That’s what draws me to translation: the eagerness to bring that existing beauty and thought to another world with as much precision, attention and humility as possible. With the knowledge that it will never be quite the same, that some things will be lost; but with the hope that some things may also be found.

You’ve also been involved in collaborations like The Honey Hunter, a gorgeous children’s book where you wrote the story and French illustrator Joëlle Jolivet did the visuals. Any more collaborative work on the cards?
The Honey Hunter was one of the happiest adventures ever, and Joëlle and I would like to work together again. I’ve also been collaborating with another poet for some months now, and that’s been quite an extraordinary, invigorating experience.

Besides, all my dance writing is highly collaborative: to begin with, the writer knows that most of the text must be transmuted into other components (sets and music, movement and lighting, sometimes – as with DESH – animation).

Until the Lions has now been commissioned for an opera adaptation; I look forward to this because it will be a totally different experience. I am curious to see how a composer working with voices will want to mould the book into a libretto.

But what do you look for in a collaborator?
Collaborations are often instinctive. With Joëlle, for instance, I saw her animals and knew instantly that she would bring the phantasmagoric, often overtly visual, world of The Honey Hunter to life. After a year of looking for the right person, it took merely five seconds for realisation to strike. Of course, I was inordinately fortunate that she loved the story, the words; that she should want to bring it to life. That’s how it became a collaboration, and didn’t just stay a dream, thankfully.

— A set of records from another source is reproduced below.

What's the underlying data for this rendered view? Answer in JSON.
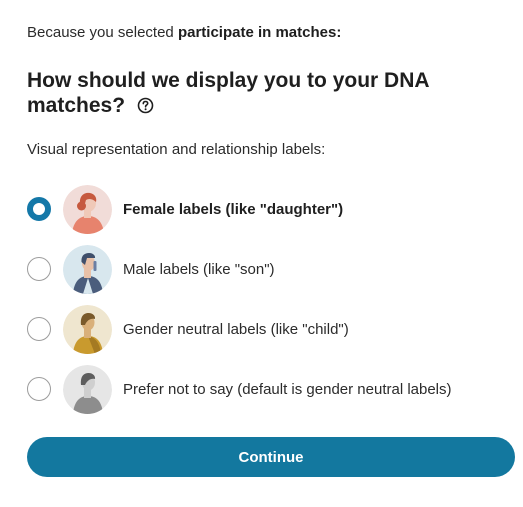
{
  "intro": {
    "prefix": "Because you selected ",
    "selection": "participate in matches:"
  },
  "headline": "How should we display you to your DNA matches?",
  "help_icon": "question-circle-icon",
  "subtitle": "Visual representation and relationship labels:",
  "options": [
    {
      "label": "Female labels (like \"daughter\")",
      "selected": true,
      "avatar": "female-avatar-icon"
    },
    {
      "label": "Male labels (like \"son\")",
      "selected": false,
      "avatar": "male-avatar-icon"
    },
    {
      "label": "Gender neutral labels (like \"child\")",
      "selected": false,
      "avatar": "gender-neutral-avatar-icon"
    },
    {
      "label": "Prefer not to say (default is gender neutral labels)",
      "selected": false,
      "avatar": "unspecified-avatar-icon"
    }
  ],
  "continue_label": "Continue",
  "colors": {
    "accent": "#13789f",
    "radio_selected": "#1478a8",
    "text": "#222222"
  }
}
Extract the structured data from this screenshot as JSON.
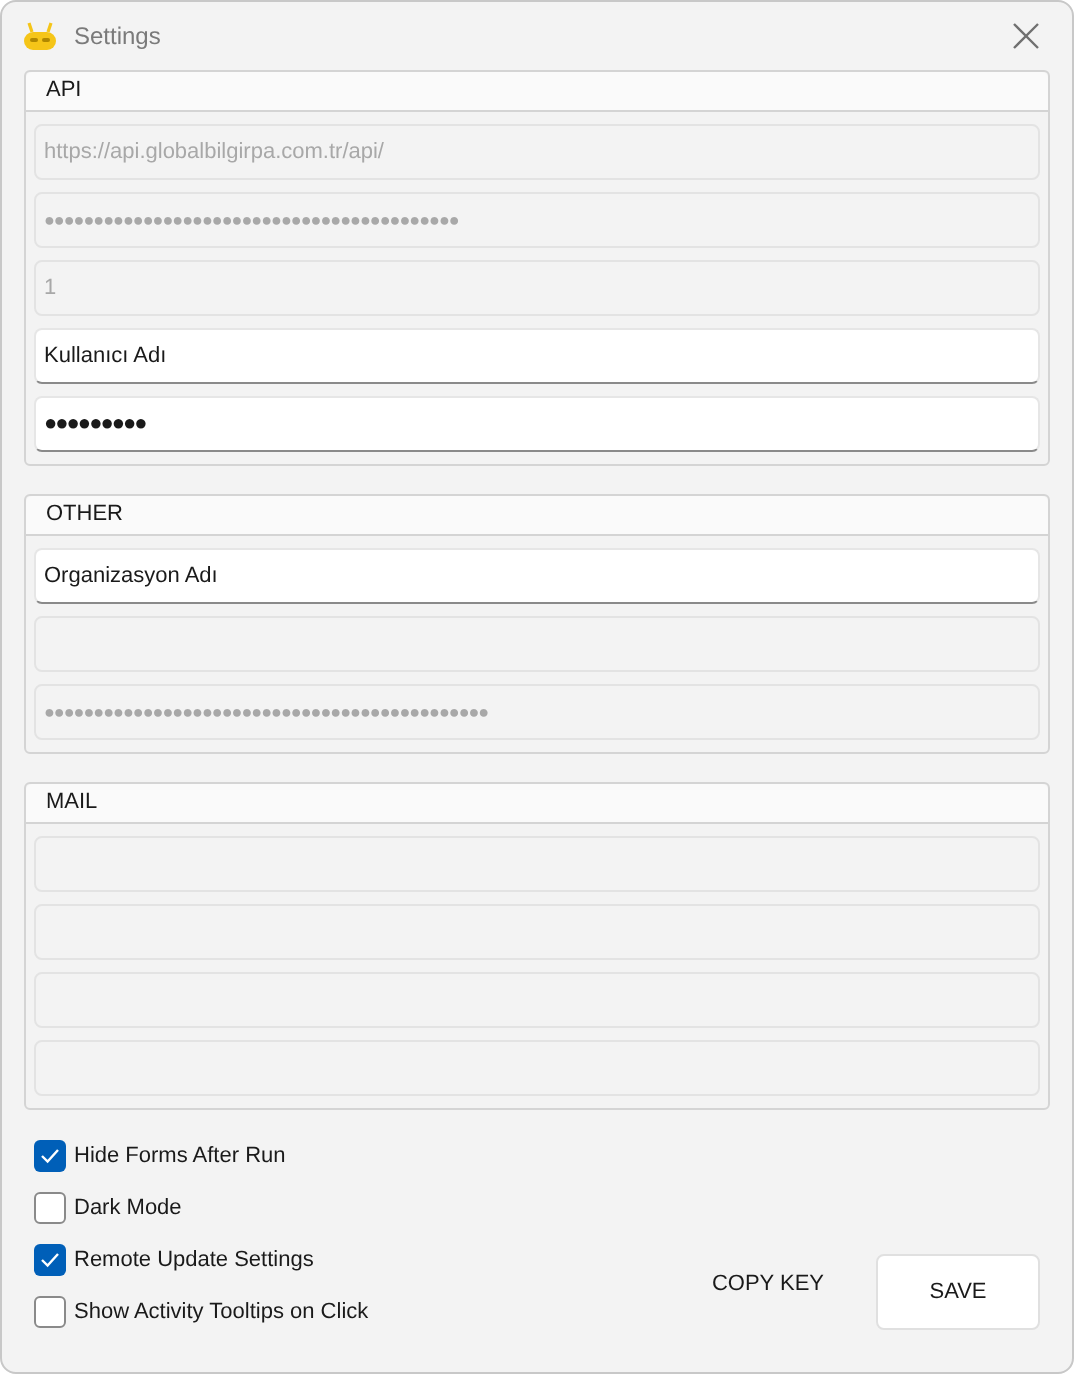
{
  "window": {
    "title": "Settings"
  },
  "groups": [
    {
      "title": "API",
      "fields": [
        {
          "value": "https://api.globalbilgirpa.com.tr/api/",
          "disabled": true,
          "kind": "text"
        },
        {
          "value": "●●●●●●●●●●●●●●●●●●●●●●●●●●●●●●●●●●●●●●●●●●",
          "disabled": true,
          "kind": "masked"
        },
        {
          "value": "1",
          "disabled": true,
          "kind": "text"
        },
        {
          "value": "Kullanıcı Adı",
          "disabled": false,
          "kind": "text"
        },
        {
          "value": "●●●●●●●●●",
          "disabled": false,
          "kind": "masked"
        }
      ]
    },
    {
      "title": "OTHER",
      "fields": [
        {
          "value": "Organizasyon Adı",
          "disabled": false,
          "kind": "text"
        },
        {
          "disabled": true,
          "kind": "text"
        },
        {
          "value": "●●●●●●●●●●●●●●●●●●●●●●●●●●●●●●●●●●●●●●●●●●●●●",
          "disabled": true,
          "kind": "masked"
        }
      ]
    },
    {
      "title": "MAIL",
      "fields": [
        {
          "disabled": true,
          "kind": "text"
        },
        {
          "disabled": true,
          "kind": "text"
        },
        {
          "disabled": true,
          "kind": "text"
        },
        {
          "disabled": true,
          "kind": "text"
        }
      ]
    }
  ],
  "options": [
    {
      "label": "Hide Forms After Run",
      "checked": true
    },
    {
      "label": "Dark Mode",
      "checked": false
    },
    {
      "label": "Remote Update Settings",
      "checked": true
    },
    {
      "label": "Show Activity Tooltips on Click",
      "checked": false
    }
  ],
  "buttons": [
    {
      "label": "COPY KEY",
      "kind": "flat"
    },
    {
      "label": "SAVE",
      "kind": "raised"
    }
  ]
}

Last question: what do you see as the role of poet in modern-day society?
That of any citizen. With the added awareness, perhaps, of what one could do with one’s voice if it is heard.

And while I consider all art-making as a political act, I do believe there should be no “shoulds”: far too much has become prescriptive in today’s world, and the first obligation of the imagination is to be true to itself. A fellow poet’s desire to write about the changing colours of dusk is as valid as another’s decision to remind us of mankind’s increasing exploitation of the planet; the urgency varies for us as readers, but the writer’s impetus should be her/his prerogative.

Habits: Resistance

I didn’t mean to I swear I didn’t mean to
write or call or recollect but out there prowls night
a dapper demented night satin slippers cloak
visor the works wielding sparking pain and a moon
a flammable moon in gloved hands set to ignite
belly marrow muscle pharynx scorch synapses
in a right cortex then snipe snipe with blithe intent
membranes on the nape of a neck for target practice
and plant thistles between ribs strafing the refrain
Quizas Quizas Quizas all along to vanish
survivors language longing learning the ground
underfoot thought will try and flee to you sane you

Six thousand miles south to a mound a metronomed
mound bedclothes and hand-woven dreams voice wrapped around
my absent chest hands flexed to draw and transfuse free
breath and will from four superconductive fingers
to lungs waterboarded by fire phlegm blood and fear
old fear hard to defuse and thumb stroke-stroke-stroking
a path away from safety into training camps
for shell-shocked conscriptees one where honourable
discharge is never an option and deserters
detained as long as the sun twelve billion years
of dapper demented night in satin slippers
with no more your voice nor fingers for sanity

There are days when I hate you for the endless battle
mine not yours that you sustain by reviving breath
I could hate you already for such a tomorrow
where you might not be to bookend this being.